:: WHAT YOU WILL DO ::
Every entry gets copied exactly. No images go into the copy.
╔══
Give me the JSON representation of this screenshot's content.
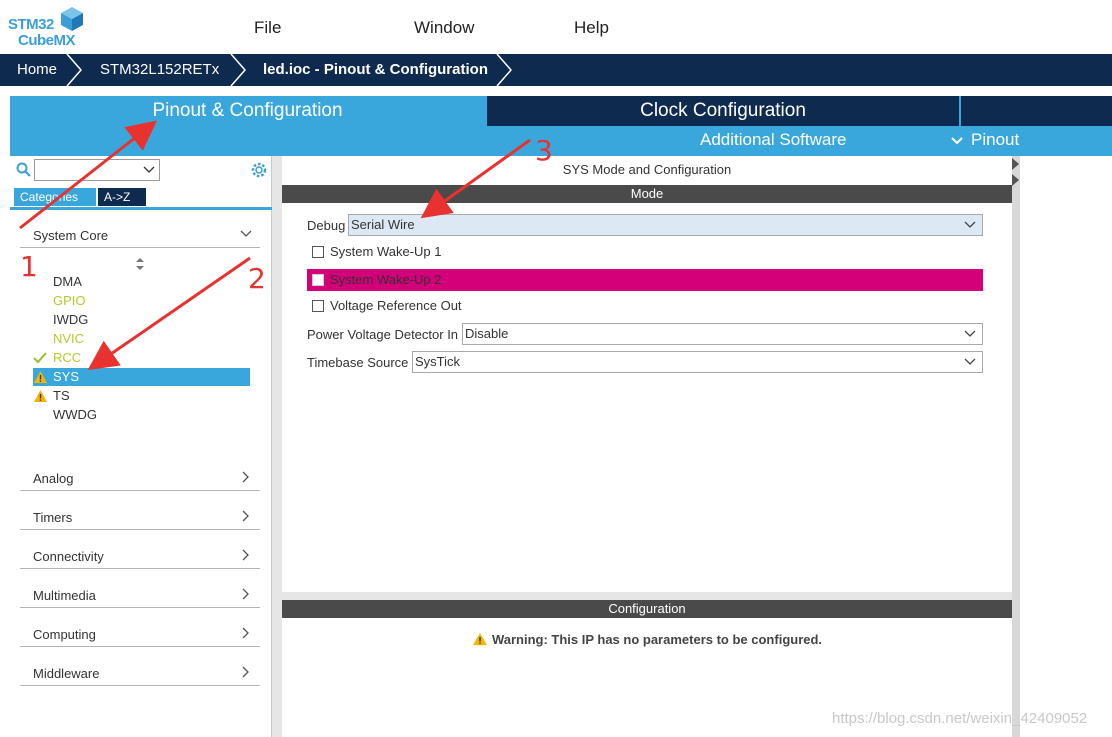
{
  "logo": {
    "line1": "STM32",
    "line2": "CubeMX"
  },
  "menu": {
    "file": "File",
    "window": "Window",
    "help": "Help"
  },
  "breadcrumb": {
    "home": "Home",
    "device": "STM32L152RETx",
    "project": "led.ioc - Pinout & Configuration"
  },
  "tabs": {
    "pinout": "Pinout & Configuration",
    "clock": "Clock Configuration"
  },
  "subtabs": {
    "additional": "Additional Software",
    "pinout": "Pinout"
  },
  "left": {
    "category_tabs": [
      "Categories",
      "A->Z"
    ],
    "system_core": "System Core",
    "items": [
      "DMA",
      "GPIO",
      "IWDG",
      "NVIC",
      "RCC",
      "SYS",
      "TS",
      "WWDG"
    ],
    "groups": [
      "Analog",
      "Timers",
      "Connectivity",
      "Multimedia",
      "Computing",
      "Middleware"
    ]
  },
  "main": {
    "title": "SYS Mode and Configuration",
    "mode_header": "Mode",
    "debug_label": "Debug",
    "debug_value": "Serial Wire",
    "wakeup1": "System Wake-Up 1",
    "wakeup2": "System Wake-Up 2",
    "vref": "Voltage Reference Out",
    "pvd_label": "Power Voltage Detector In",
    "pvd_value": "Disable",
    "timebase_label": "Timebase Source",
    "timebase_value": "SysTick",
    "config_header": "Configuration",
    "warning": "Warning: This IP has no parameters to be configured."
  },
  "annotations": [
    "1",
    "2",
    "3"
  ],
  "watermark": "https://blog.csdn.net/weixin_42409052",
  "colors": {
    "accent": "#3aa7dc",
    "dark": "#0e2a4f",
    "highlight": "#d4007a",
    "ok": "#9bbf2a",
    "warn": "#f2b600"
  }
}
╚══
:: OUTPUT FOR THIS TASK ::
Give me the JSON representation of this screenshot's content.
{
  "logo": {
    "line1": "STM32",
    "line2": "CubeMX"
  },
  "menu": {
    "file": "File",
    "window": "Window",
    "help": "Help"
  },
  "breadcrumb": {
    "home": "Home",
    "device": "STM32L152RETx",
    "project": "led.ioc - Pinout & Configuration"
  },
  "tabs": {
    "pinout": "Pinout & Configuration",
    "clock": "Clock Configuration"
  },
  "subtabs": {
    "additional": "Additional Software",
    "pinout": "Pinout"
  },
  "left": {
    "category_tabs": [
      "Categories",
      "A->Z"
    ],
    "system_core": "System Core",
    "items": [
      "DMA",
      "GPIO",
      "IWDG",
      "NVIC",
      "RCC",
      "SYS",
      "TS",
      "WWDG"
    ],
    "groups": [
      "Analog",
      "Timers",
      "Connectivity",
      "Multimedia",
      "Computing",
      "Middleware"
    ]
  },
  "main": {
    "title": "SYS Mode and Configuration",
    "mode_header": "Mode",
    "debug_label": "Debug",
    "debug_value": "Serial Wire",
    "wakeup1": "System Wake-Up 1",
    "wakeup2": "System Wake-Up 2",
    "vref": "Voltage Reference Out",
    "pvd_label": "Power Voltage Detector In",
    "pvd_value": "Disable",
    "timebase_label": "Timebase Source",
    "timebase_value": "SysTick",
    "config_header": "Configuration",
    "warning": "Warning: This IP has no parameters to be configured."
  },
  "annotations": [
    "1",
    "2",
    "3"
  ],
  "watermark": "https://blog.csdn.net/weixin_42409052",
  "colors": {
    "accent": "#3aa7dc",
    "dark": "#0e2a4f",
    "highlight": "#d4007a",
    "ok": "#9bbf2a",
    "warn": "#f2b600"
  }
}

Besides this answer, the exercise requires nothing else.